» PROBLEM: Only an exact repetition of the entries will do.

··· DATA SUPPLIED ···

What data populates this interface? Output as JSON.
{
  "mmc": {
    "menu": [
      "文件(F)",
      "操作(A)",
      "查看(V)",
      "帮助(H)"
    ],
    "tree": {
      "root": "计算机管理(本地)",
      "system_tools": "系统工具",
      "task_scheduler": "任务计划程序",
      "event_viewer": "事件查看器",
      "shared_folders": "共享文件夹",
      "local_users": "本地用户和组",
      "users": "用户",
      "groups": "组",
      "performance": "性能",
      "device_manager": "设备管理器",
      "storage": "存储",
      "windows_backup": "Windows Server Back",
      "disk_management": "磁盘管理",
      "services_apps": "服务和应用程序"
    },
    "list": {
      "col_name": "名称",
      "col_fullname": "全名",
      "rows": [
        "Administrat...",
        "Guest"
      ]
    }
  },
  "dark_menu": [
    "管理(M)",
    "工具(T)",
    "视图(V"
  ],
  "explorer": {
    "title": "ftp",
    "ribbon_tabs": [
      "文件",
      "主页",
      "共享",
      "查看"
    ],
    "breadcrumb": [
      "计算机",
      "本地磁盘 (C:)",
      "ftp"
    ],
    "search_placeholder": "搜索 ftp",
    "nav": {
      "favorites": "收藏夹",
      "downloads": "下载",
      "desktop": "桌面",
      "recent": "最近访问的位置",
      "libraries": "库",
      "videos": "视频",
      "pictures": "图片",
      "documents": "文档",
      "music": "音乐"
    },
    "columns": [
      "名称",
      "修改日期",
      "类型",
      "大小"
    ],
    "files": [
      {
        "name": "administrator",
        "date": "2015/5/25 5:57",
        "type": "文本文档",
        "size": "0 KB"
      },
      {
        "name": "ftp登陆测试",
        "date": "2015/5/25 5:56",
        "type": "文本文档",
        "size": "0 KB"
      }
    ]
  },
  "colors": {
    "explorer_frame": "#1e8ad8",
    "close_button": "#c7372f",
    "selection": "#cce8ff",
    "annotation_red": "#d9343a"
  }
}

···

» TASK ANSWER:
What data populates this interface? Output as JSON.
{
  "mmc": {
    "menu": [
      "文件(F)",
      "操作(A)",
      "查看(V)",
      "帮助(H)"
    ],
    "tree": {
      "root": "计算机管理(本地)",
      "system_tools": "系统工具",
      "task_scheduler": "任务计划程序",
      "event_viewer": "事件查看器",
      "shared_folders": "共享文件夹",
      "local_users": "本地用户和组",
      "users": "用户",
      "groups": "组",
      "performance": "性能",
      "device_manager": "设备管理器",
      "storage": "存储",
      "windows_backup": "Windows Server Back",
      "disk_management": "磁盘管理",
      "services_apps": "服务和应用程序"
    },
    "list": {
      "col_name": "名称",
      "col_fullname": "全名",
      "rows": [
        "Administrat...",
        "Guest"
      ]
    }
  },
  "dark_menu": [
    "管理(M)",
    "工具(T)",
    "视图(V"
  ],
  "explorer": {
    "title": "ftp",
    "ribbon_tabs": [
      "文件",
      "主页",
      "共享",
      "查看"
    ],
    "breadcrumb": [
      "计算机",
      "本地磁盘 (C:)",
      "ftp"
    ],
    "search_placeholder": "搜索 ftp",
    "nav": {
      "favorites": "收藏夹",
      "downloads": "下载",
      "desktop": "桌面",
      "recent": "最近访问的位置",
      "libraries": "库",
      "videos": "视频",
      "pictures": "图片",
      "documents": "文档",
      "music": "音乐"
    },
    "columns": [
      "名称",
      "修改日期",
      "类型",
      "大小"
    ],
    "files": [
      {
        "name": "administrator",
        "date": "2015/5/25 5:57",
        "type": "文本文档",
        "size": "0 KB"
      },
      {
        "name": "ftp登陆测试",
        "date": "2015/5/25 5:56",
        "type": "文本文档",
        "size": "0 KB"
      }
    ]
  },
  "colors": {
    "explorer_frame": "#1e8ad8",
    "close_button": "#c7372f",
    "selection": "#cce8ff",
    "annotation_red": "#d9343a"
  }
}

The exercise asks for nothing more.